Writing, to me, has been a never-ending search. It’s like shouting down a dark hallway just to see what echoes back, what voices have been conjured and what memories evoked. It’s the past and the present in constant conversation with one another. 

Mary Oliver was a master of that conversation. She died in January — a little more than a year ago, I’m realizing now, almost to the exact day that I’m writing this column. Something tells me that when she was alive, she wasn’t so obsessively concerned with who she sounded like or where she fit in history, or whether a reincarnated Shakespeare would personally approve of her writing. She was able to reach back even further, connecting not just with the people of old, but with the ancient planet itself.

“Maybe the idea of the world as flat isn’t a tribal memory or an archetypal memory,” she wrote, “but something far older — a fox memory, a worm memory, a moss memory. Memory of leaping or crawling or shrugging rootlet by rootlet forward, across the flatness of everything.” 
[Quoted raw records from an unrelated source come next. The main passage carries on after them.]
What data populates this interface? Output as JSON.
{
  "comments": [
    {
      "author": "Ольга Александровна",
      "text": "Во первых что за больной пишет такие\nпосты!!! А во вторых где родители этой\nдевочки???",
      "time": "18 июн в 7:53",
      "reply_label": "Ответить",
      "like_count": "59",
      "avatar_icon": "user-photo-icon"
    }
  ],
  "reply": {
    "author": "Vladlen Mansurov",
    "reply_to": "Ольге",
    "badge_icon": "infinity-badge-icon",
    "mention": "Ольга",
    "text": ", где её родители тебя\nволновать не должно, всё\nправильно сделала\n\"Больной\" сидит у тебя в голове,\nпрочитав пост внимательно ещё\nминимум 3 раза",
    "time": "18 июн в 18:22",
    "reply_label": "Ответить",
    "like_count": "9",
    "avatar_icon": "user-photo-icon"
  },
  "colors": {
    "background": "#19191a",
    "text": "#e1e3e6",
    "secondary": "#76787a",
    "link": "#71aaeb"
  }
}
I could never write like that; it’s an impossible fantasy. I can never be Mary Oliver. If I tried to write about worms and their memories, it would probably sound like this: “Wowie woo, it’s dark! I have to pee.” It takes a rare type of sensitivity to understand the world in the way Oliver did, and I have always been too proud and standoffish to even come close. 

I’m starting to think that it doesn’t really matter what my writing is like. It doesn’t even matter if it’s good. Whatever I write, no matter how boring or uninspired, there’s always going to be a part of me that’s writing it for her. 

I’ll keep shouting into the dark, and hopefully I’ll learn to quiet the disappointment in my heart when she doesn’t answer back — because even if I can neither hear her nor write like her, she hasn’t disappeared. She will always be there, a little piece of her in every living creature walking the earth. Be it fox or worm or moss, her memory lives on. 

Lauren Sheehan-Clark writes the Monday arts & entertainment column on the relationship between art and history. Contact her at [email protected].